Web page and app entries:
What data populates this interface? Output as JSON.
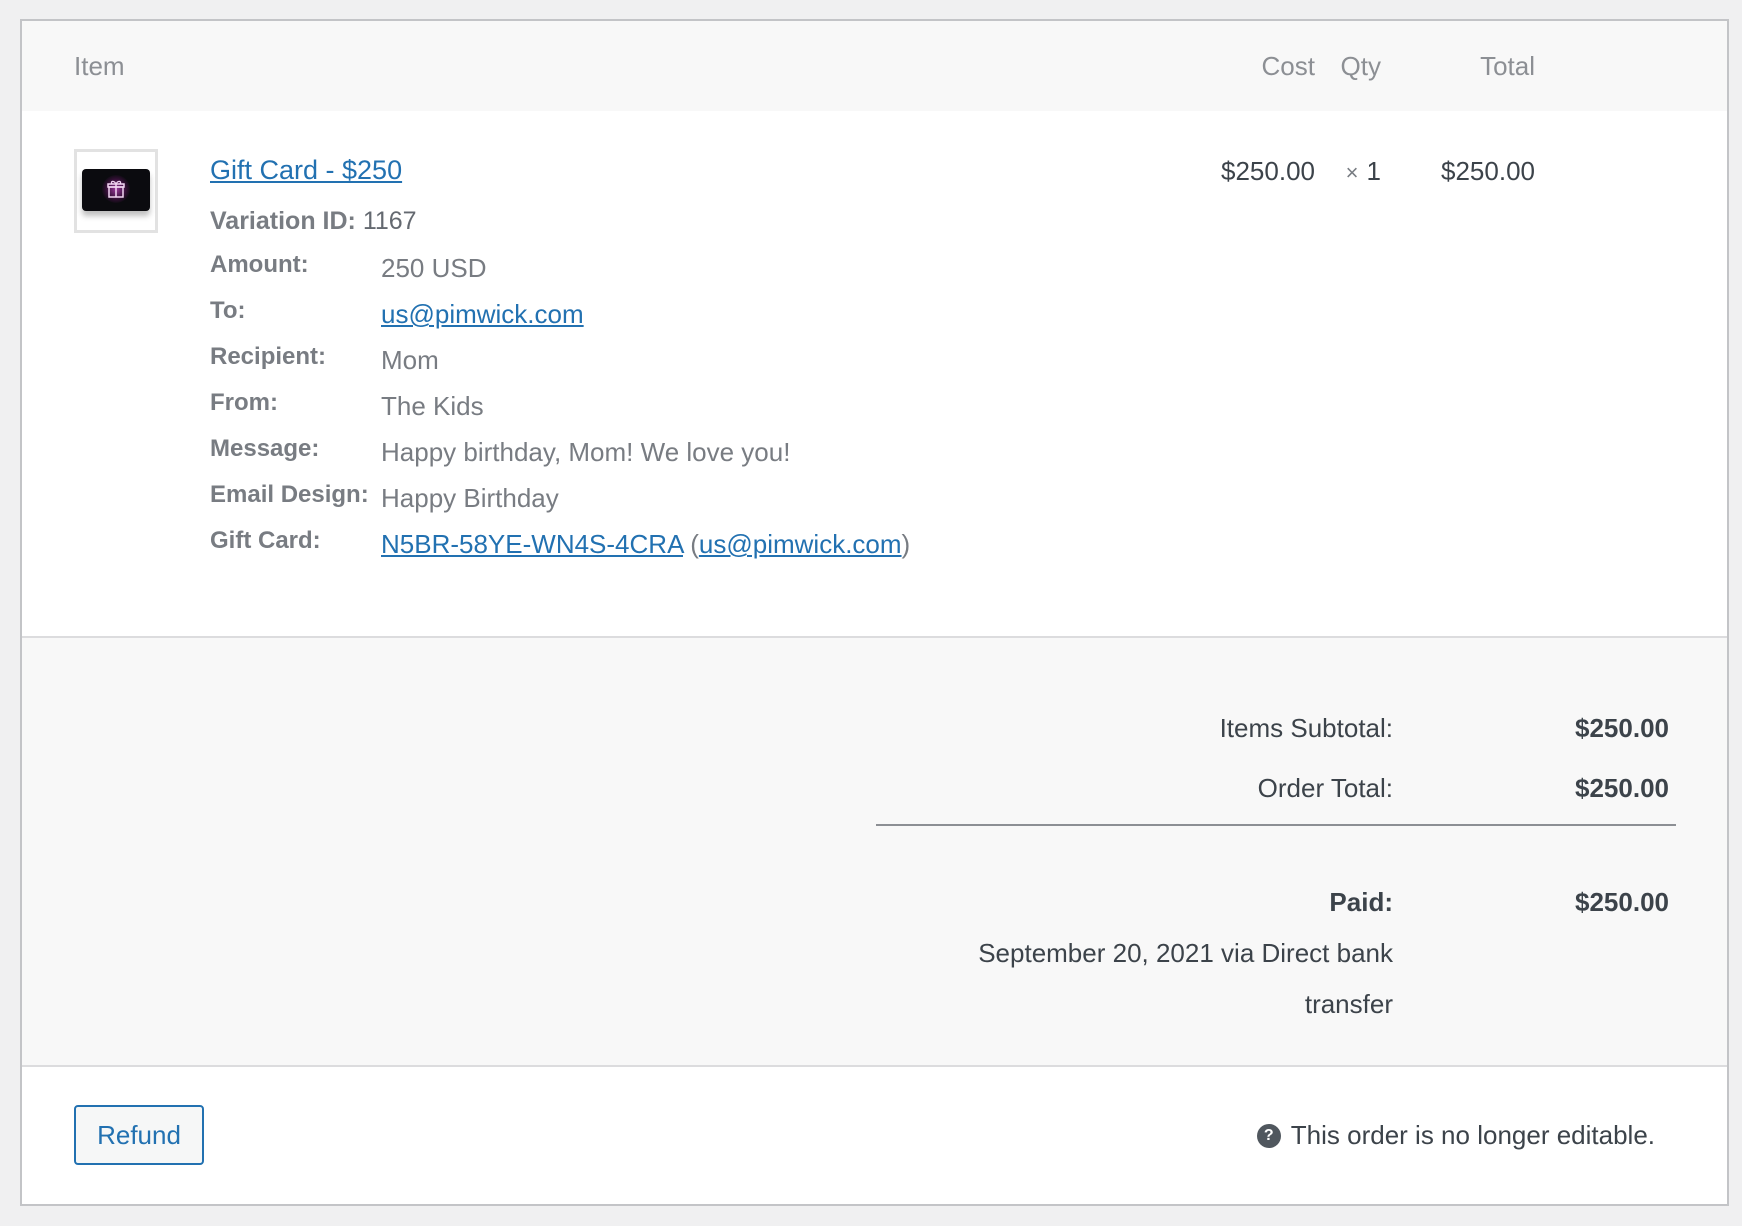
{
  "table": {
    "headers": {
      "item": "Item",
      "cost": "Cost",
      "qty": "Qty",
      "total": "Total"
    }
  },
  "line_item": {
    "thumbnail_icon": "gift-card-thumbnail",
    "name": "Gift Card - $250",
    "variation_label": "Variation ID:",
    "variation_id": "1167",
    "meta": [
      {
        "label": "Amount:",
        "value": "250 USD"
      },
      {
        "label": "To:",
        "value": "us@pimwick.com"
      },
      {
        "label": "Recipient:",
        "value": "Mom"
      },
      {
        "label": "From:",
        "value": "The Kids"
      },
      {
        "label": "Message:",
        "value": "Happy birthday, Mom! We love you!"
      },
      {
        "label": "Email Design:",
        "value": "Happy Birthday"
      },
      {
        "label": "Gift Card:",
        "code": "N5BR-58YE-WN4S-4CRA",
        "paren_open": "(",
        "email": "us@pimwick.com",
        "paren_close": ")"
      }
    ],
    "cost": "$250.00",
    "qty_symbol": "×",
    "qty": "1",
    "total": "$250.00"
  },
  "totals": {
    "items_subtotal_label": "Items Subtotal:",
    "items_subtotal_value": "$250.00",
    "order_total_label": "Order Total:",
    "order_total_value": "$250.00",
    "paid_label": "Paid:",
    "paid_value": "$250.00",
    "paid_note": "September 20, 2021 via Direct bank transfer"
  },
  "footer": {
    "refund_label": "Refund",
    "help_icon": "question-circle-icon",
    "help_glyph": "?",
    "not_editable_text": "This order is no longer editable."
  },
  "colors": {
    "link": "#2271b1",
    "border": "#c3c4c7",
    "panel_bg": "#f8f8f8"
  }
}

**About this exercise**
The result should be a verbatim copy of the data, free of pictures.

**Answer area**
What data populates this interface? Output as JSON.
{
  "table": {
    "headers": {
      "item": "Item",
      "cost": "Cost",
      "qty": "Qty",
      "total": "Total"
    }
  },
  "line_item": {
    "thumbnail_icon": "gift-card-thumbnail",
    "name": "Gift Card - $250",
    "variation_label": "Variation ID:",
    "variation_id": "1167",
    "meta": [
      {
        "label": "Amount:",
        "value": "250 USD"
      },
      {
        "label": "To:",
        "value": "us@pimwick.com"
      },
      {
        "label": "Recipient:",
        "value": "Mom"
      },
      {
        "label": "From:",
        "value": "The Kids"
      },
      {
        "label": "Message:",
        "value": "Happy birthday, Mom! We love you!"
      },
      {
        "label": "Email Design:",
        "value": "Happy Birthday"
      },
      {
        "label": "Gift Card:",
        "code": "N5BR-58YE-WN4S-4CRA",
        "paren_open": "(",
        "email": "us@pimwick.com",
        "paren_close": ")"
      }
    ],
    "cost": "$250.00",
    "qty_symbol": "×",
    "qty": "1",
    "total": "$250.00"
  },
  "totals": {
    "items_subtotal_label": "Items Subtotal:",
    "items_subtotal_value": "$250.00",
    "order_total_label": "Order Total:",
    "order_total_value": "$250.00",
    "paid_label": "Paid:",
    "paid_value": "$250.00",
    "paid_note": "September 20, 2021 via Direct bank transfer"
  },
  "footer": {
    "refund_label": "Refund",
    "help_icon": "question-circle-icon",
    "help_glyph": "?",
    "not_editable_text": "This order is no longer editable."
  },
  "colors": {
    "link": "#2271b1",
    "border": "#c3c4c7",
    "panel_bg": "#f8f8f8"
  }
}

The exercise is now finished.